Published Online: 1 January 2005
Page Count: 5
Office of the Chief Medical Examiner, Chapel Hill, NC
Duke University Medical Center, Durham, NC
(Received 24 January 2004; accepted 2 September 2004)

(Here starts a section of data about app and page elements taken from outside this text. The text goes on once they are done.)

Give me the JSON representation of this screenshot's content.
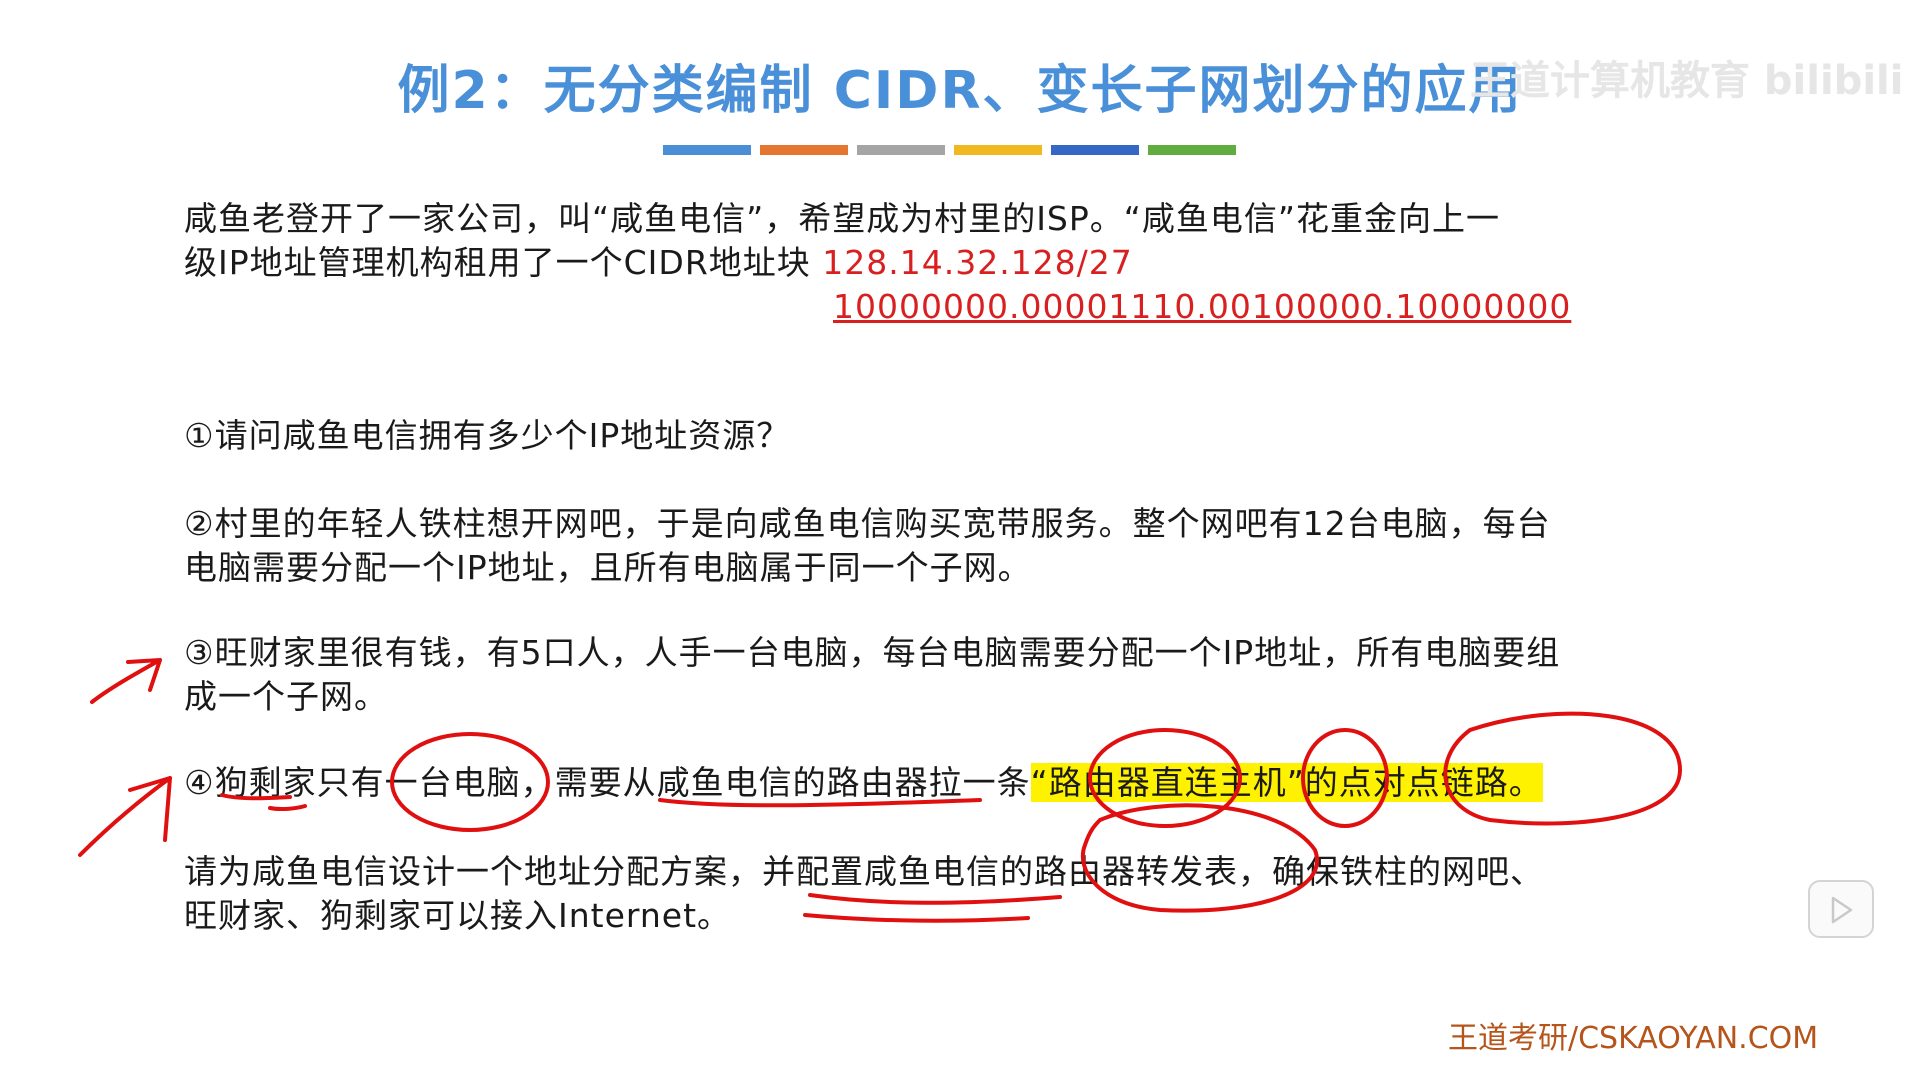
{
  "slide": {
    "title": "例2：无分类编制 CIDR、变长子网划分的应用",
    "title_color": "#4a90d9",
    "color_bar": [
      "#4a8fd6",
      "#e5762f",
      "#a5a5a5",
      "#f2b820",
      "#3567c4",
      "#5fad3e"
    ],
    "intro": {
      "line1": "咸鱼老登开了一家公司，叫“咸鱼电信”，希望成为村里的ISP。“咸鱼电信”花重金向上一",
      "line2_prefix": "级IP地址管理机构租用了一个CIDR地址块 ",
      "cidr_block": "128.14.32.128/27",
      "binary": "10000000.00001110.00100000.10000000"
    },
    "q1": "①请问咸鱼电信拥有多少个IP地址资源？",
    "q2": {
      "line1": "②村里的年轻人铁柱想开网吧，于是向咸鱼电信购买宽带服务。整个网吧有12台电脑，每台",
      "line2": "电脑需要分配一个IP地址，且所有电脑属于同一个子网。"
    },
    "q3": {
      "line1": "③旺财家里很有钱，有5口人，人手一台电脑，每台电脑需要分配一个IP地址，所有电脑要组",
      "line2": "成一个子网。"
    },
    "q4": {
      "prefix": "④狗剩家只有一台电脑，需要从咸鱼电信的路由器拉一条",
      "highlight": "“路由器直连主机”的点对点链路。"
    },
    "task": {
      "line1": "请为咸鱼电信设计一个地址分配方案，并配置咸鱼电信的路由器转发表，确保铁柱的网吧、",
      "line2": "旺财家、狗剩家可以接入Internet。"
    },
    "watermark": "王道计算机教育 bilibili",
    "footer": "王道考研/CSKAOYAN.COM",
    "ink_color": "#e01010",
    "highlight_color": "#fff200"
  }
}
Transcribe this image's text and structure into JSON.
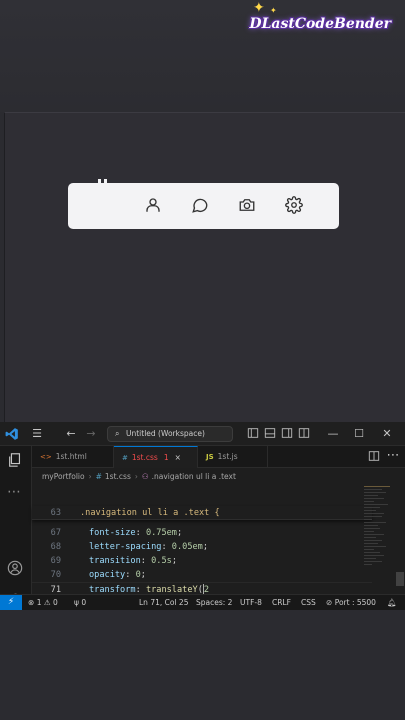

We present a study of 102 Sudden Infant Death Syndrome (SIDS) deaths using a retrospective review of medical examiner autopsy reports. The prevalence of sleep related risk factors with regards to sleep surface, sleep position, and co-sleeping were determined in a population of infants less than 1-year-old. Of the 102 SIDS deaths, 67 (65.7%) were not in a crib, 63 (61.8%) were prone, and 48 (47.1%) were co-sleeping. However, 94 (92.2%) of these deaths had at least one risk factor present. Only 8 (7.8%) infants had slept alone, in a crib or bassinet, and on their back or side. Infants less than 4-months-old had a higher rate of co-sleeping (54.7%) than the older infants (25.9%), and a higher frequency of heart malformations at post-mortem examination. The older infants were more likely to exhibit pulmonary and tracheal inflammation, and neuropathology.
Paper ID: JFS2004030